5. Genre: The most popular genres right now are paranormal and dystopian. The dystopias are beginning to show more sf-nal elements (yay for YA in space!), but dystopias and post-apocalypses are still the most common. There are also the high fantasies and the historicals (historicals w/ fantasy elements are probably more popular than the straight ones). In contemporary, we have the “issue” books, the romances, the thrillers, and the just plain contemporary books.

6. Boy books vs. girl books: I hate that this divide exists, but it does. Boy books usually have a male protagonist, and get readers of both genders. Girl books are more likely to have a mostly female audience. Boy books tend to be more externally focused, plot focused, and full of action. They often read a bit younger to me than girl books. Girl books tend to be more internally focused and usually include a romantic element. Some books lie somewhere in the middle and are particularly awesome. For example, John Green tends to write contemporary novels with male protags who are more internally focused, and The Hunger Games has a female protag and is full of action; there is a love triangle, but it’s not the primary focus of the story. (This is also its own blog post, and a super touchy subject, so keep in mind I’m doing a fast and dirty summary, and there are many exceptions. That being said, people in the industry do talk about “boy” books, so it’s a reality in the marketplace right now.)

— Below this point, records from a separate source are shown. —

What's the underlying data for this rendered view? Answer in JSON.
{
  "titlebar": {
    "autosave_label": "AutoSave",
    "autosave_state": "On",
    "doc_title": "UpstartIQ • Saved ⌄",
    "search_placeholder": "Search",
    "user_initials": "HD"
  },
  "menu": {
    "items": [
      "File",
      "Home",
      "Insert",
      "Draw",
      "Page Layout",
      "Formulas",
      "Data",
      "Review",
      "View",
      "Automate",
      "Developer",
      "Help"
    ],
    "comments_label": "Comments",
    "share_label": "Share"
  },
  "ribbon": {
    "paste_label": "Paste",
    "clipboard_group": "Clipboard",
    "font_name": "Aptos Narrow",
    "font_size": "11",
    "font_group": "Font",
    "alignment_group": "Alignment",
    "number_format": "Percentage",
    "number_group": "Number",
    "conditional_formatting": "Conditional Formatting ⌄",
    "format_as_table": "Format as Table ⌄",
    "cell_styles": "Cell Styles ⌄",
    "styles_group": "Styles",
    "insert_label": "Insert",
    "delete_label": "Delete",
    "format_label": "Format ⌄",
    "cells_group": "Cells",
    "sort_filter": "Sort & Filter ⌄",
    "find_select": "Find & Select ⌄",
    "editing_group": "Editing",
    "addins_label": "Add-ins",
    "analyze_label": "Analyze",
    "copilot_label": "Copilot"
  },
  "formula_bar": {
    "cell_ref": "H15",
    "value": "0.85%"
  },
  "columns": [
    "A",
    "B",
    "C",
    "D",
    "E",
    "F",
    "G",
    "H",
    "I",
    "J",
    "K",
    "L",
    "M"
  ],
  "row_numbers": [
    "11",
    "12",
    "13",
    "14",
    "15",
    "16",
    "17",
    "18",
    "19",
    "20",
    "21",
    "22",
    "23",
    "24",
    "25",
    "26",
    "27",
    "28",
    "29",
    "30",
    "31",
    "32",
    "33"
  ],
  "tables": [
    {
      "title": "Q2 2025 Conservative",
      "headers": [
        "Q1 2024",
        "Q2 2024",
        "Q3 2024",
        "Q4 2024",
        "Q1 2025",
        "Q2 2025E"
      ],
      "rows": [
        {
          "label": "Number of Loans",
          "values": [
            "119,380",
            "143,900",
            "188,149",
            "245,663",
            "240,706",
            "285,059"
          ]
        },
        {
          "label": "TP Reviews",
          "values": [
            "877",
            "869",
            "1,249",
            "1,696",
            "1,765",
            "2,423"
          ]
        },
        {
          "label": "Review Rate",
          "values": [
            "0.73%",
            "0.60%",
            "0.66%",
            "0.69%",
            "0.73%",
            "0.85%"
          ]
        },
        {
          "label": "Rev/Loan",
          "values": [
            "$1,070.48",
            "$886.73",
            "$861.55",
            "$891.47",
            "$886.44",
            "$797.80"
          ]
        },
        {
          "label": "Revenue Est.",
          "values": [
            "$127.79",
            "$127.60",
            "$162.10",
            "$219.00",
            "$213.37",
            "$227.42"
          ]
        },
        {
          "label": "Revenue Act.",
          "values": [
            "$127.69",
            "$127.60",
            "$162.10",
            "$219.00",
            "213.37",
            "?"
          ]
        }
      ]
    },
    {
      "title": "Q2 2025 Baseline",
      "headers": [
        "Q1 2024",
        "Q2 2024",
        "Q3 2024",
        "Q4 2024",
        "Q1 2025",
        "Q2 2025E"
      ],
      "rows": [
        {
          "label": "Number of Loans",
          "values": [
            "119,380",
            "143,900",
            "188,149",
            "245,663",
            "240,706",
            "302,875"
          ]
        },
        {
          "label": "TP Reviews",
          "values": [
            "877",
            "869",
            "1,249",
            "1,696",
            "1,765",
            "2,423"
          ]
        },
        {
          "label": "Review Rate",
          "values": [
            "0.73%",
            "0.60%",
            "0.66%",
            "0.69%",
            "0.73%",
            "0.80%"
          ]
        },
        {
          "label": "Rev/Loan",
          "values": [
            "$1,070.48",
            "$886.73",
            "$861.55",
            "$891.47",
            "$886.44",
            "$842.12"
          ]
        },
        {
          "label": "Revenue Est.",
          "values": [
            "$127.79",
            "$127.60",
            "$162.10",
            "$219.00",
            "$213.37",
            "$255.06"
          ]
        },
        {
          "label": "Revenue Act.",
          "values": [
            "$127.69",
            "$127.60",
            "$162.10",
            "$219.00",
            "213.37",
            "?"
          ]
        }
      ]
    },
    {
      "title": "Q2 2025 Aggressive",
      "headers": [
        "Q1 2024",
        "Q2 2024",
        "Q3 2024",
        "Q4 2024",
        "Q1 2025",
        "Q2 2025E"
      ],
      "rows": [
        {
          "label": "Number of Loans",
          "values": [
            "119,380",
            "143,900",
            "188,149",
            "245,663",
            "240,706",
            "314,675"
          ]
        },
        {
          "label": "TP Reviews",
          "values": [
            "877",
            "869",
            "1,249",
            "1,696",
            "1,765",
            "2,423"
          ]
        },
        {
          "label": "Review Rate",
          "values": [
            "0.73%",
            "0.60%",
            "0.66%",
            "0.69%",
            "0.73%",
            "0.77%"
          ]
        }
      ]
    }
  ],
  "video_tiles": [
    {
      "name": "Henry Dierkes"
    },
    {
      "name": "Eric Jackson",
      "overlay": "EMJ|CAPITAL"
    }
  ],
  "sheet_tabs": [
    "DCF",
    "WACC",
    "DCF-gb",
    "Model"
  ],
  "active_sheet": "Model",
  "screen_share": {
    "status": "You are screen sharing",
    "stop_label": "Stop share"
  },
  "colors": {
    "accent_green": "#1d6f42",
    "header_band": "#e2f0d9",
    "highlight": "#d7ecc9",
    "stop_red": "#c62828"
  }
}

7. Narrative Voice

We can see from looking at the above list how critical narrative voice actually is. YA is basically a teenage character reflected in the narrative voice of the novel who is embroiled in a plot that is relevant to them. Krista Marino says, “An adult looking back on the teen experience is an adult book.” It follows, then, that a YA novel is filtered through the immediate viewpoint of a teenager. And so much of how that viewpoint is expressed is through voice.

Next time, I’m going to break down voice into various aspects so we can hopefully gain a better understanding of what it is and how it contributes to that YA feel of “I know it when I see it.” In the meantime, please feel free to comment below and tell me your opinion: what I missed, what I got wrong, examples in current YA novels, questions, etc.

Read Full Post »